- _Task objective_
Anywhere the string "this" shows up in the listing below, copy the line it is in.

- _Listed entries_
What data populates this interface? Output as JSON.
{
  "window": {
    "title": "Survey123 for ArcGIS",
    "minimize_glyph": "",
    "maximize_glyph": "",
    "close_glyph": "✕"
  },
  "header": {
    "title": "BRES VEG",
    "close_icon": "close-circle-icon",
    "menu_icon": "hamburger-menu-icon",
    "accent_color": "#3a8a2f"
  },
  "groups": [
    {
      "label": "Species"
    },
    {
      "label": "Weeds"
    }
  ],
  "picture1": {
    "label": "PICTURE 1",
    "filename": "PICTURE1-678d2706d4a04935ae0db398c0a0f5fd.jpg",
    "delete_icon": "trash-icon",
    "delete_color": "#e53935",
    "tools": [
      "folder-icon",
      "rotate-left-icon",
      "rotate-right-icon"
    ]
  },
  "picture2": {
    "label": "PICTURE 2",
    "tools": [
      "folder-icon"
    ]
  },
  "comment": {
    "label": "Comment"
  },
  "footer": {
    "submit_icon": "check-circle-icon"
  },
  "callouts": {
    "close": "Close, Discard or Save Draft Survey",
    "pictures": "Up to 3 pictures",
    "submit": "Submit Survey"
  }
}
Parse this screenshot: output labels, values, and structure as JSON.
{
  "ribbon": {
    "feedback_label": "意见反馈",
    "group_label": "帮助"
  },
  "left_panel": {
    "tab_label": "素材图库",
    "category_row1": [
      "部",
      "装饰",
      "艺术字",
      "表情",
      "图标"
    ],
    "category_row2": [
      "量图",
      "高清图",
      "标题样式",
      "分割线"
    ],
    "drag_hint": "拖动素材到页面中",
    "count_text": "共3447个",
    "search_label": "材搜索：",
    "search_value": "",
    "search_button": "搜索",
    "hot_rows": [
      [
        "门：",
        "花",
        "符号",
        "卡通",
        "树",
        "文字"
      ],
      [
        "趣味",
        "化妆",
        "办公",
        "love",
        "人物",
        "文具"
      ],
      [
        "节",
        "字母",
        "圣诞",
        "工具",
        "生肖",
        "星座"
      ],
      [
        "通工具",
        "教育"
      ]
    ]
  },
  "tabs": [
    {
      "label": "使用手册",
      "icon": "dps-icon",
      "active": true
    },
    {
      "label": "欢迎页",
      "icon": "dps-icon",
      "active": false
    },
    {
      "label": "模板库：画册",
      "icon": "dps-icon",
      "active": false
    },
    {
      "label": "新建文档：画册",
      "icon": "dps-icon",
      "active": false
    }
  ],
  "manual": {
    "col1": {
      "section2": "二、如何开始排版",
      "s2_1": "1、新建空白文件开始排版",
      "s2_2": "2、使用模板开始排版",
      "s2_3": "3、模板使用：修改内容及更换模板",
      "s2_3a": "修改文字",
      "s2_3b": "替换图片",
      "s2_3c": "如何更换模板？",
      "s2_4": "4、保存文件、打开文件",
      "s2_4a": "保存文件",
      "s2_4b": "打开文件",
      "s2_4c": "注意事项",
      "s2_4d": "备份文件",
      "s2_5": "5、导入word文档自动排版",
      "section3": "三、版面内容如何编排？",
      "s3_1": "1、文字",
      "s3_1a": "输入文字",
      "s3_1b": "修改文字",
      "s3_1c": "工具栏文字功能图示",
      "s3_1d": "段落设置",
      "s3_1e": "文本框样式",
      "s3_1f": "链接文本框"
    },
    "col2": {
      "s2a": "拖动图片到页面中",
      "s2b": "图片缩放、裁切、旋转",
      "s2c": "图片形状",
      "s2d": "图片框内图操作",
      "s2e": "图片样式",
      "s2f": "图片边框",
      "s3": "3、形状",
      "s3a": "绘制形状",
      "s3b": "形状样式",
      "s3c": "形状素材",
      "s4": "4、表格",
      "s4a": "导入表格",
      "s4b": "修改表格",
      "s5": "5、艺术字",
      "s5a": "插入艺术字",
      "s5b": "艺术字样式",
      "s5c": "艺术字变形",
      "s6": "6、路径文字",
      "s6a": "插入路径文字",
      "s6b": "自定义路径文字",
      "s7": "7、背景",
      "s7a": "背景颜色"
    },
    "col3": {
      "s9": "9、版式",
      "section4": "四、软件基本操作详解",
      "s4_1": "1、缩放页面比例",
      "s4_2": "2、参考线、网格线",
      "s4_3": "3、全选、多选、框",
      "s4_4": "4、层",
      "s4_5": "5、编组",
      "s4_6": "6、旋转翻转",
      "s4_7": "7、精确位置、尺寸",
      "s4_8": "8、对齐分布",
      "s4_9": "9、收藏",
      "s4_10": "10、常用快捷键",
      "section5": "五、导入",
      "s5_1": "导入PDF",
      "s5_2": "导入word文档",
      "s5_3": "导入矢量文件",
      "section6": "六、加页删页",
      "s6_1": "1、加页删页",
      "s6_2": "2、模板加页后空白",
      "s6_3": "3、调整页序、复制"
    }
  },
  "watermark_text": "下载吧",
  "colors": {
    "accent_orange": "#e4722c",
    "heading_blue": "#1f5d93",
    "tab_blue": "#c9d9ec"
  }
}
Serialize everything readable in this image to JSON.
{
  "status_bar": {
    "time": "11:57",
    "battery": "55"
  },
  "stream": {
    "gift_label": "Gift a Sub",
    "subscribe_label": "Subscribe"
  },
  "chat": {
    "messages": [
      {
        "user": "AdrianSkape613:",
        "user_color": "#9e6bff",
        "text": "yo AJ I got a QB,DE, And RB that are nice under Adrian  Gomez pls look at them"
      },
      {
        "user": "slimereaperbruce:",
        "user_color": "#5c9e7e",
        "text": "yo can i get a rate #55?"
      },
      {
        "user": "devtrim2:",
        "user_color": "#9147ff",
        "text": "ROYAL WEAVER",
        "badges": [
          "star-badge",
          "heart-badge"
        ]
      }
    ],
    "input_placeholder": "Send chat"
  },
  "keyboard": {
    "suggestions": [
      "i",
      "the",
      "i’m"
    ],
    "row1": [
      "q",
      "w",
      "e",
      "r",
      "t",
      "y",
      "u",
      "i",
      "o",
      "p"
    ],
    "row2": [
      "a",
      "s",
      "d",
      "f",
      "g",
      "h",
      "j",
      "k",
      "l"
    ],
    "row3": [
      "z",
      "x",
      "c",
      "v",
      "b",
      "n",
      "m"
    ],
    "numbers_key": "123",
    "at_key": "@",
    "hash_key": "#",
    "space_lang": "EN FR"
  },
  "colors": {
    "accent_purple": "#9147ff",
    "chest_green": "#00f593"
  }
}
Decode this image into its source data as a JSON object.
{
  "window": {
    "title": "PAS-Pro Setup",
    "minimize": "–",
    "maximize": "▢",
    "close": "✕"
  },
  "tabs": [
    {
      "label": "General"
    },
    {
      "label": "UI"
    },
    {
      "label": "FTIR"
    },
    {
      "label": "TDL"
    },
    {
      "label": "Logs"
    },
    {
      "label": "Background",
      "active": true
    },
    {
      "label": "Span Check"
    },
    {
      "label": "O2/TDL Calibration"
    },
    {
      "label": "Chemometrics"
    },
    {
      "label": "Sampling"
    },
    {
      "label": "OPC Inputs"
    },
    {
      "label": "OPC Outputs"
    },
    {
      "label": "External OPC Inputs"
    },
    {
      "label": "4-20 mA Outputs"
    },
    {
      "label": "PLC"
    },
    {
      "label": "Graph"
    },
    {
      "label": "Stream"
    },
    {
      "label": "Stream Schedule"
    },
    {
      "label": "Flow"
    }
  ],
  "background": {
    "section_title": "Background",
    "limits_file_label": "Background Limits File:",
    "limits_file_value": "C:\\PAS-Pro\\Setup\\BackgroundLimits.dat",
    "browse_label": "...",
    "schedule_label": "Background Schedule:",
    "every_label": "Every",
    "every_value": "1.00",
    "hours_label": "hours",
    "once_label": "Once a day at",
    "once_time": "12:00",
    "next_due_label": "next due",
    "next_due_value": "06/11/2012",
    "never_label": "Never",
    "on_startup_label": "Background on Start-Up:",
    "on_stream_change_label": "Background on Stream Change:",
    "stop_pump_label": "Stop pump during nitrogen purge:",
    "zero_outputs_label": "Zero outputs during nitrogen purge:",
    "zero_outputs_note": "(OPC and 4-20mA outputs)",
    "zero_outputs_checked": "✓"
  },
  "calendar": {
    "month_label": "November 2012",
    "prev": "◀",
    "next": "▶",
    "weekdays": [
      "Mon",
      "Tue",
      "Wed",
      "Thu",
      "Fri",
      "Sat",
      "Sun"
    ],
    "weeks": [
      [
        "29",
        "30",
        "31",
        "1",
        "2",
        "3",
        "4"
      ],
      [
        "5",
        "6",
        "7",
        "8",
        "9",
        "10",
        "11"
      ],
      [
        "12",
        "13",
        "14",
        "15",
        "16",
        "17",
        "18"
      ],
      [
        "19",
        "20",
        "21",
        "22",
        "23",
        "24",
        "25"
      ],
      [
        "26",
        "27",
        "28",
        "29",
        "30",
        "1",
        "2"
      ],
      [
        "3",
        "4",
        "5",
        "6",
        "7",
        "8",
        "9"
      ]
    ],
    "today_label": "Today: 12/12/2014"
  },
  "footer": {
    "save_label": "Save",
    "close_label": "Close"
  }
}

- _Solved problem_
What data populates this interface? Output as JSON.
Parse this screenshot: output labels, values, and structure as JSON.
Serialize everything readable in this image to JSON.
Decode this image into its source data as a JSON object.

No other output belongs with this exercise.